## What this task involves
Leave out the pictures and repeat everything else in the records exactly.
━━━━━ Task input
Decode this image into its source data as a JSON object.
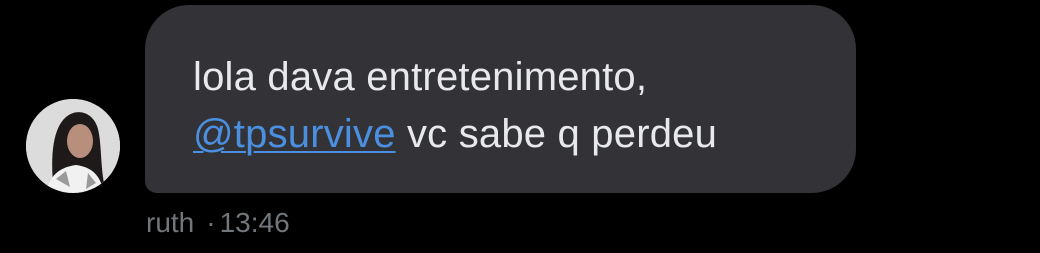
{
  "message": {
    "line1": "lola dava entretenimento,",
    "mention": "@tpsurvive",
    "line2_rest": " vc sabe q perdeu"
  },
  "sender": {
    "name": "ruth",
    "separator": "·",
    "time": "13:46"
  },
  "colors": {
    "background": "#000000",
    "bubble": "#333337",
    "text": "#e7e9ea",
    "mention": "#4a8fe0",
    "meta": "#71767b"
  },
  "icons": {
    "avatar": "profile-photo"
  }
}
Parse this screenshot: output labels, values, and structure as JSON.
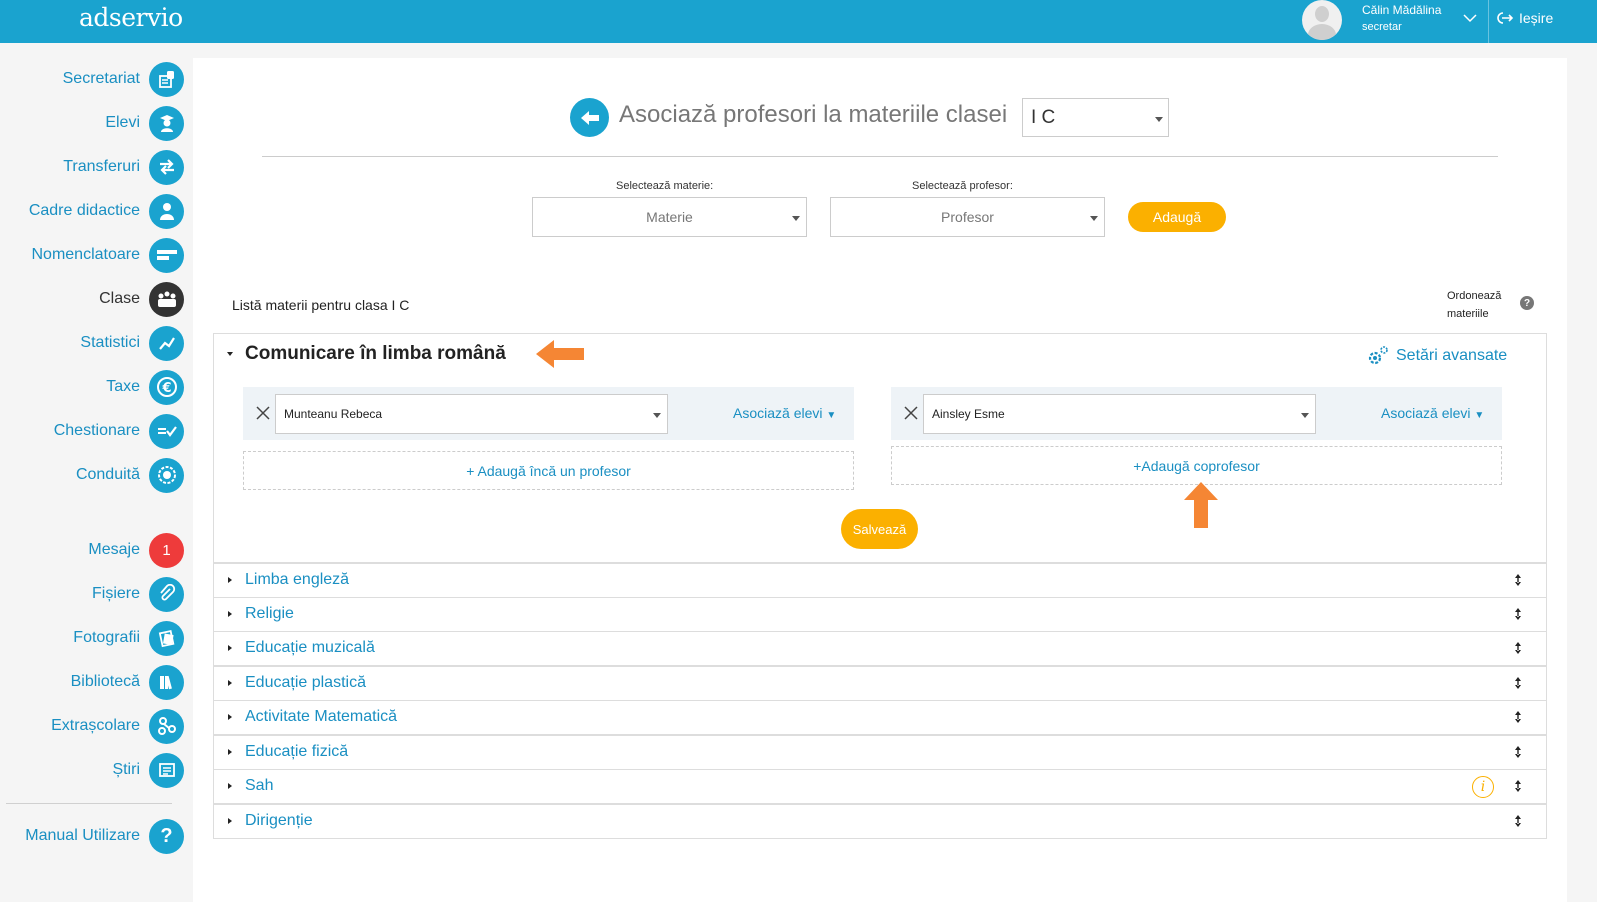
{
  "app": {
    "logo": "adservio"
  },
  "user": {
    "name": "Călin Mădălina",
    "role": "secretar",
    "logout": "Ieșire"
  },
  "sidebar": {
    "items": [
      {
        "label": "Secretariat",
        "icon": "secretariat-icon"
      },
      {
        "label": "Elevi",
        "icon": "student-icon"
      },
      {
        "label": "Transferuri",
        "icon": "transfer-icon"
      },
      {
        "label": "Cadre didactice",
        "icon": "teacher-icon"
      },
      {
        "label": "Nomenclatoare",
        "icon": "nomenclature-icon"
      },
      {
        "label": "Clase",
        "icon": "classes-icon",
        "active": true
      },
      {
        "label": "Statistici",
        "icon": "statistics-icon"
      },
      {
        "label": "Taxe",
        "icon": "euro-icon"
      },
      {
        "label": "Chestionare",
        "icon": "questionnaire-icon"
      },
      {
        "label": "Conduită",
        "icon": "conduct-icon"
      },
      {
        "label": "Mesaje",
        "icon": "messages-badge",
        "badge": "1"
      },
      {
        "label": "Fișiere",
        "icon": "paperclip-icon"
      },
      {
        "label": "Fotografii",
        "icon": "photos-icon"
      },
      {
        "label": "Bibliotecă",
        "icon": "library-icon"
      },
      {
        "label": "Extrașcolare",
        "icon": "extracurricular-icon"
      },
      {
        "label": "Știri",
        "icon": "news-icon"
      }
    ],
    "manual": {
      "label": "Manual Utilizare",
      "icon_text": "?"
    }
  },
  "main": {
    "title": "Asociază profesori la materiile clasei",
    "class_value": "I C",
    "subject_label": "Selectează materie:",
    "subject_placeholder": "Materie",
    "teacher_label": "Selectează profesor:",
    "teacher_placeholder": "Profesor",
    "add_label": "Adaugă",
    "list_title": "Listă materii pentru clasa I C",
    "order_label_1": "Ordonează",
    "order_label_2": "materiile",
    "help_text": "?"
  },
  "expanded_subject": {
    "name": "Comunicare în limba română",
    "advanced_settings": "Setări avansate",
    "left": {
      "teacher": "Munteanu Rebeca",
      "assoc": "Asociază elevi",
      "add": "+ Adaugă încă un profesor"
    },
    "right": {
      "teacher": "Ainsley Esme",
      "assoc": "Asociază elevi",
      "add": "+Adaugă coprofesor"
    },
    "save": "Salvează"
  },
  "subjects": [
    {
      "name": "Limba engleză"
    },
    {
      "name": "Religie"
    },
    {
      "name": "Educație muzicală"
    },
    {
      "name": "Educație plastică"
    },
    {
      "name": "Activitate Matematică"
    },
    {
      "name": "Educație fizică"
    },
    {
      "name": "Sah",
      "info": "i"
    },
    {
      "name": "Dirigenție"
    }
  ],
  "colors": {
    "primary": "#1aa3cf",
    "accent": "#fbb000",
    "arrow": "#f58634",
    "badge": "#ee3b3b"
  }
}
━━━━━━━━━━
## Solution to the exercise
Decode this image into its source data as a JSON object.
{
  "message": {
    "line1": "lola dava entretenimento,",
    "mention": "@tpsurvive",
    "line2_rest": " vc sabe q perdeu"
  },
  "sender": {
    "name": "ruth",
    "separator": "·",
    "time": "13:46"
  },
  "colors": {
    "background": "#000000",
    "bubble": "#333337",
    "text": "#e7e9ea",
    "mention": "#4a8fe0",
    "meta": "#71767b"
  },
  "icons": {
    "avatar": "profile-photo"
  }
}
Parse this screenshot: output labels, values, and structure as JSON.
{
  "app": {
    "logo": "adservio"
  },
  "user": {
    "name": "Călin Mădălina",
    "role": "secretar",
    "logout": "Ieșire"
  },
  "sidebar": {
    "items": [
      {
        "label": "Secretariat",
        "icon": "secretariat-icon"
      },
      {
        "label": "Elevi",
        "icon": "student-icon"
      },
      {
        "label": "Transferuri",
        "icon": "transfer-icon"
      },
      {
        "label": "Cadre didactice",
        "icon": "teacher-icon"
      },
      {
        "label": "Nomenclatoare",
        "icon": "nomenclature-icon"
      },
      {
        "label": "Clase",
        "icon": "classes-icon",
        "active": true
      },
      {
        "label": "Statistici",
        "icon": "statistics-icon"
      },
      {
        "label": "Taxe",
        "icon": "euro-icon"
      },
      {
        "label": "Chestionare",
        "icon": "questionnaire-icon"
      },
      {
        "label": "Conduită",
        "icon": "conduct-icon"
      },
      {
        "label": "Mesaje",
        "icon": "messages-badge",
        "badge": "1"
      },
      {
        "label": "Fișiere",
        "icon": "paperclip-icon"
      },
      {
        "label": "Fotografii",
        "icon": "photos-icon"
      },
      {
        "label": "Bibliotecă",
        "icon": "library-icon"
      },
      {
        "label": "Extrașcolare",
        "icon": "extracurricular-icon"
      },
      {
        "label": "Știri",
        "icon": "news-icon"
      }
    ],
    "manual": {
      "label": "Manual Utilizare",
      "icon_text": "?"
    }
  },
  "main": {
    "title": "Asociază profesori la materiile clasei",
    "class_value": "I C",
    "subject_label": "Selectează materie:",
    "subject_placeholder": "Materie",
    "teacher_label": "Selectează profesor:",
    "teacher_placeholder": "Profesor",
    "add_label": "Adaugă",
    "list_title": "Listă materii pentru clasa I C",
    "order_label_1": "Ordonează",
    "order_label_2": "materiile",
    "help_text": "?"
  },
  "expanded_subject": {
    "name": "Comunicare în limba română",
    "advanced_settings": "Setări avansate",
    "left": {
      "teacher": "Munteanu Rebeca",
      "assoc": "Asociază elevi",
      "add": "+ Adaugă încă un profesor"
    },
    "right": {
      "teacher": "Ainsley Esme",
      "assoc": "Asociază elevi",
      "add": "+Adaugă coprofesor"
    },
    "save": "Salvează"
  },
  "subjects": [
    {
      "name": "Limba engleză"
    },
    {
      "name": "Religie"
    },
    {
      "name": "Educație muzicală"
    },
    {
      "name": "Educație plastică"
    },
    {
      "name": "Activitate Matematică"
    },
    {
      "name": "Educație fizică"
    },
    {
      "name": "Sah",
      "info": "i"
    },
    {
      "name": "Dirigenție"
    }
  ],
  "colors": {
    "primary": "#1aa3cf",
    "accent": "#fbb000",
    "arrow": "#f58634",
    "badge": "#ee3b3b"
  }
}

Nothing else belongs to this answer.